Too many low-danger shots, not enough high-danger scoring opportunities
You can’t win hockey games if you can’t create high-danger scoring opportunities, and the Canucks once again learned that lesson on Friday night.
There was no doubt that Vancouver was the better, more-deserving hockey club at Nationwide Arena, registering 41 shots on goal, including 29 in the first 40 minutes.
But upon further review, it’s evident that the quality of their shots fell quite short compared to the quantity.
Aside from a few strong pushes from Podkolzin and captain Bo Horvat, many of Vancouver’s shots on goal came from the outside flanks, making it quite easy for Merlikins to keep the puck out of the net, particularly in the last 12 minutes when his team had the one-goal lead.
Yes, the Canucks still managed to outshoot Columbus by a lopsided margin of 41-21, but they were only able to muster up 11 shots in the final frame.
For reference, Columbus also registered 11 shots in the third period.
More importantly, the Canucks weren’t able to capitalize on the majority of these shots because they were just simple, long-distance attempts that didn’t generate any rebounds. For some unknown, extremely baffling reason, the Canucks also continue to force the puck back up to the point instead of firing shots from in-tight, despite its predictability and ineffectiveness.
At the end of the day, we’re well past the moral victory achievement of outshooting our opponent, so the team better find a way to put pucks in the back of the net, and fast.
- Pettersson and Brock Boeser put up yet another disappointing performance against Columbus, combining for three shots and a minus three rating. Boeser has gone pointless in his past eight games, while Pettersson has only notched one assist in that span, both of which are unacceptable statistics for your team’s top players. Pettersson’s lack of energy and commitment also showed in the final few minutes when the young Swede barely put up a fight against Max Domi, who eventually potted the easiest empty-net goal of his career.
- Vancouver’s special team woes reared its ugly head on Friday, this time in the form of a shorthanded goal from Gustav Nyquist, who intercepted a brutal cross-ice pass from Pearson before firing the puck past Demko for the game’s opening goal. Vancouver was fortunately able to kill off Columbus’s one and only penalty in the first period, but were also unsuccessful on their own two powerplay opportunities.

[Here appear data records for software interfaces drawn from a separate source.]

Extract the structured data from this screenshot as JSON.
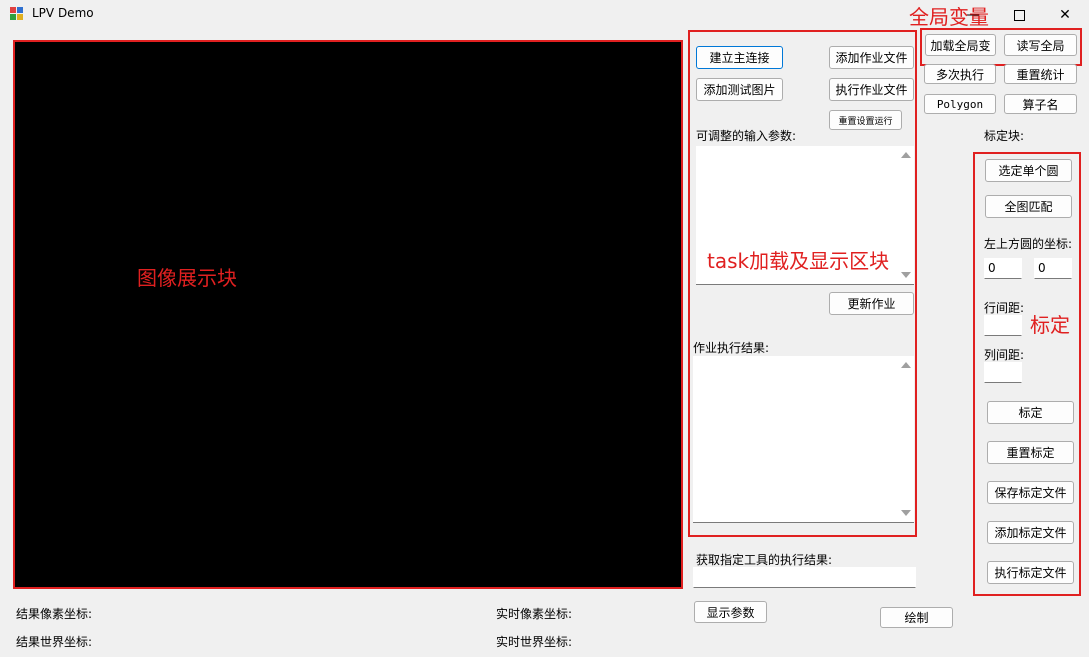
{
  "window": {
    "title": "LPV Demo",
    "minimize_icon": "minimize-icon",
    "maximize_icon": "maximize-icon",
    "close_icon": "close-icon"
  },
  "annotations": {
    "image_area": "图像展示块",
    "task_area": "task加载及显示区块",
    "global_vars": "全局变量",
    "calibration": "标定",
    "color": "#e02020"
  },
  "task_panel": {
    "connect_label": "建立主连接",
    "add_job_label": "添加作业文件",
    "add_test_image_label": "添加测试图片",
    "run_job_label": "执行作业文件",
    "reset_run_label": "重置设置运行",
    "params_label": "可调整的输入参数:",
    "update_job_label": "更新作业",
    "results_label": "作业执行结果:",
    "tool_result_label": "获取指定工具的执行结果:",
    "tool_result_value": "",
    "show_params_label": "显示参数",
    "draw_label": "绘制"
  },
  "global_panel": {
    "load_global_label": "加载全局变",
    "rw_global_label": "读写全局",
    "multi_run_label": "多次执行",
    "reset_stats_label": "重置统计",
    "polygon_label": "Polygon",
    "operator_name_label": "算子名",
    "calib_block_label": "标定块:"
  },
  "calib_panel": {
    "select_circle_label": "选定单个圆",
    "full_match_label": "全图匹配",
    "top_left_label": "左上方圆的坐标:",
    "coord_x_value": "0",
    "coord_y_value": "0",
    "row_spacing_label": "行间距:",
    "row_spacing_value": "",
    "col_spacing_label": "列间距:",
    "col_spacing_value": "",
    "calibrate_label": "标定",
    "reset_calib_label": "重置标定",
    "save_calib_label": "保存标定文件",
    "add_calib_label": "添加标定文件",
    "run_calib_label": "执行标定文件"
  },
  "status": {
    "result_pixel_label": "结果像素坐标:",
    "result_world_label": "结果世界坐标:",
    "realtime_pixel_label": "实时像素坐标:",
    "realtime_world_label": "实时世界坐标:"
  }
}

Vancouver will be back in action on Sunday night, taking on David Pastrnak and the Boston Bruins. Puck drop is set for 4:00pm PST.

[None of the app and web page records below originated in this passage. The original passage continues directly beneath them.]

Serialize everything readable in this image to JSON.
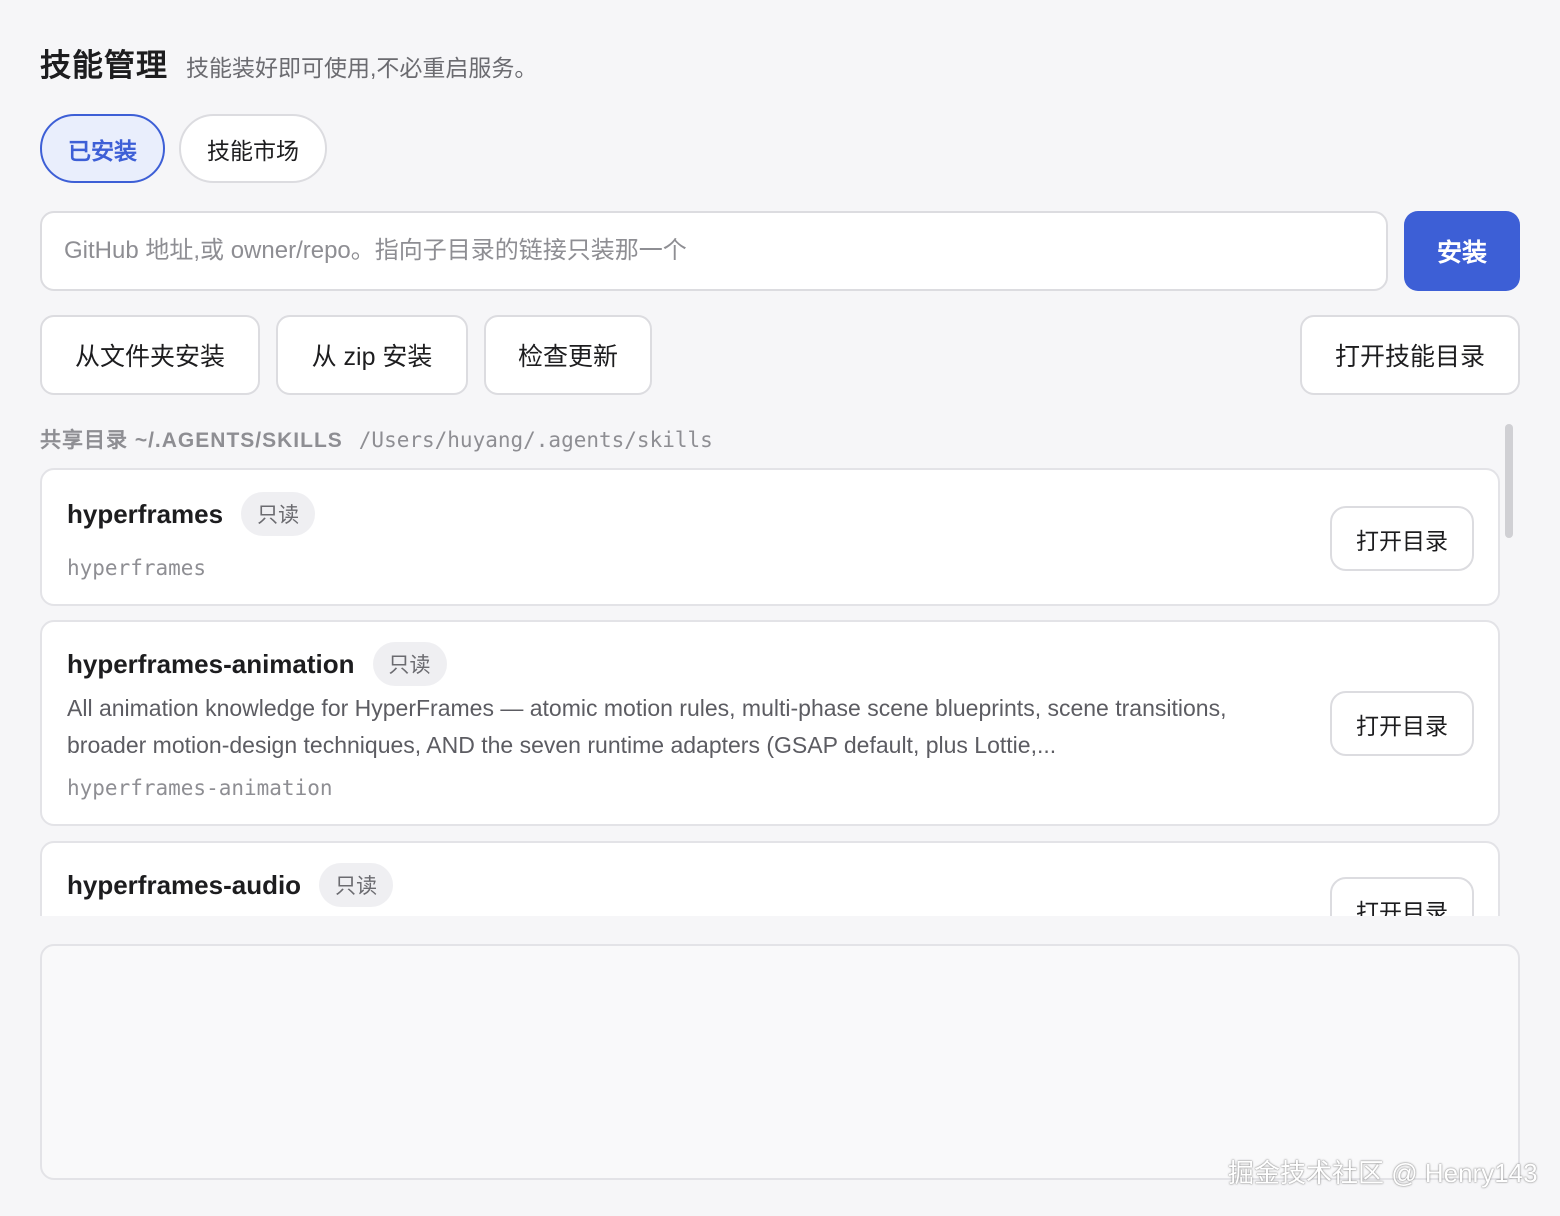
{
  "header": {
    "title": "技能管理",
    "subtitle": "技能装好即可使用,不必重启服务。"
  },
  "tabs": [
    {
      "label": "已安装",
      "active": true
    },
    {
      "label": "技能市场",
      "active": false
    }
  ],
  "install": {
    "placeholder": "GitHub 地址,或 owner/repo。指向子目录的链接只装那一个",
    "value": "",
    "button_label": "安装"
  },
  "actions": {
    "from_folder": "从文件夹安装",
    "from_zip": "从 zip 安装",
    "check_updates": "检查更新",
    "open_skills_dir": "打开技能目录"
  },
  "shared_dir": {
    "label": "共享目录 ~/.AGENTS/SKILLS",
    "path": "/Users/huyang/.agents/skills"
  },
  "skills": [
    {
      "name": "hyperframes",
      "badge": "只读",
      "description": "",
      "slug": "hyperframes",
      "open_label": "打开目录"
    },
    {
      "name": "hyperframes-animation",
      "badge": "只读",
      "description": "All animation knowledge for HyperFrames — atomic motion rules, multi-phase scene blueprints, scene transitions, broader motion-design techniques, AND the seven runtime adapters (GSAP default, plus Lottie,...",
      "slug": "hyperframes-animation",
      "open_label": "打开目录"
    },
    {
      "name": "hyperframes-audio",
      "badge": "只读",
      "description": "",
      "slug": "",
      "open_label": "打开目录"
    }
  ],
  "watermark": "掘金技术社区 @ Henry143",
  "colors": {
    "accent": "#3d5fd6",
    "accent_bg": "#e9eefc",
    "background": "#f6f6f8",
    "border": "#dcdce0"
  }
}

What are your thoughts from Friday night’s disappointment in Columbus? Make sure to drop a comment below!